The new campaign will be backed by a hard-hitting national advertising, PR and radio campaign which kicks off in April, the initiative aims to highlight the prevalence of this potentially, and often fatal infection, and to drive pet owners to their veterinary practices for further information.

The initiative also sees the launch of a new educational website for dog owners on Lungworm. The site offers further information on the infection, including likely signs, how to obtain treatment and a video of the lifecycle of the parasite showing the threat posed by the lungworm's intermediate hosts - slugs and snails.

The study revealed that 16% of vets questioned had one or more confirmed cases of the disease. A further 10% had seen dogs that they suspected had the infection. However, only 6% of dog owners questioned in a UK wide survey had unprompted awareness of the parasite.

Bayer's Chris White said: "These results are no surprise following the reports last year of confirmed cases of Angiostrongylus vasorum as far north as Glasgow. The disease has seen a rapid rise in importance over the past few years highlighted by the number of vets and nurses that attended the Advocate CPD meetings held around the country at the end of last year.
"The 'Be Lungworm Aware' initiative aims to educate owners on the risks associated with infection, to encourage them to visit their vet for further information and discuss their dogs' parasite protection plan."
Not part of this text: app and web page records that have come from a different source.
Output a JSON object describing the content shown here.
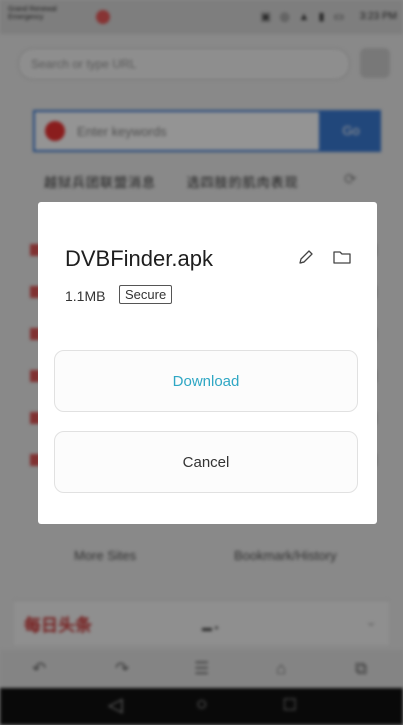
{
  "status_bar": {
    "carrier": "Grand Renewal\nEmergency",
    "time": "3:23 PM"
  },
  "browser": {
    "url_placeholder": "Search or type URL",
    "search_placeholder": "Enter keywords",
    "go_label": "Go",
    "hot_searches": [
      "越狱兵团联盟消息",
      "选四肢的肌肉表现"
    ],
    "bottom_links": [
      "More Sites",
      "Bookmark/History"
    ],
    "news_title": "每日头条"
  },
  "dialog": {
    "file_name": "DVBFinder.apk",
    "file_size": "1.1MB",
    "badge": "Secure",
    "download_label": "Download",
    "cancel_label": "Cancel",
    "accent_color": "#2fa7c4"
  }
}
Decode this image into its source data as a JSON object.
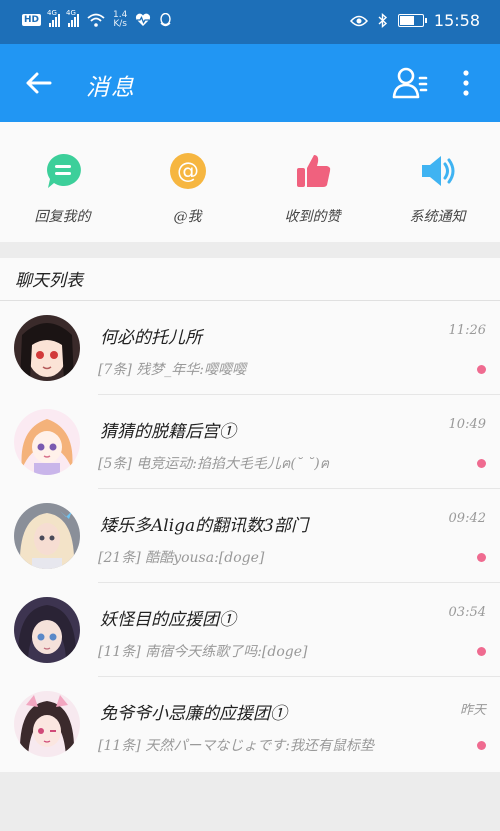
{
  "status_bar": {
    "hd": "HD",
    "net1": "4G",
    "net2": "4G",
    "speed_value": "1.4",
    "speed_unit": "K/s",
    "time": "15:58"
  },
  "header": {
    "title": "消息"
  },
  "quick_actions": [
    {
      "label": "回复我的",
      "icon": "chat-bubble-icon",
      "color": "#3ccf9a"
    },
    {
      "label": "@我",
      "icon": "at-sign-icon",
      "color": "#f6b640"
    },
    {
      "label": "收到的赞",
      "icon": "thumbs-up-icon",
      "color": "#f0617e"
    },
    {
      "label": "系统通知",
      "icon": "speaker-icon",
      "color": "#3fb3f2"
    }
  ],
  "chat_list": {
    "title": "聊天列表",
    "items": [
      {
        "name": "何必的托儿所",
        "preview": "[7条] 残梦_年华:嘤嘤嘤",
        "time": "11:26",
        "unread": true
      },
      {
        "name": "猜猜的脱籍后宫①",
        "preview": "[5条] 电竞运动:掐掐大毛毛儿ฅ(˘ ˘)ฅ",
        "time": "10:49",
        "unread": true
      },
      {
        "name": "矮乐多Aliga的翻讯数3部门",
        "preview": "[21条] 酷酷yousa:[doge]",
        "time": "09:42",
        "unread": true
      },
      {
        "name": "妖怪目的应援团①",
        "preview": "[11条] 南宿今天练歌了吗:[doge]",
        "time": "03:54",
        "unread": true
      },
      {
        "name": "免爷爷小忌廉的应援团①",
        "preview": "[11条] 天然パーマなじょです:我还有鼠标垫",
        "time": "昨天",
        "unread": true
      }
    ]
  }
}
Auntie Jane said...

Interesting post, as usual.

I have a friend who's dog the vet suspected of having lung worm... But apparently, it was clear. Though, unfortunately the dog was sent to the Rainbow Bridge two days ago for other problems.

Not sure if the owner is having a PM done. The dog had cancer too.

Vetnurse said...

Sorry to hear about your friends dog Jane. If it was 2 days ago they are pushing it for a PM. The vet would have had to be notified from the start as the body needs to be kept cool and make arrangements asap.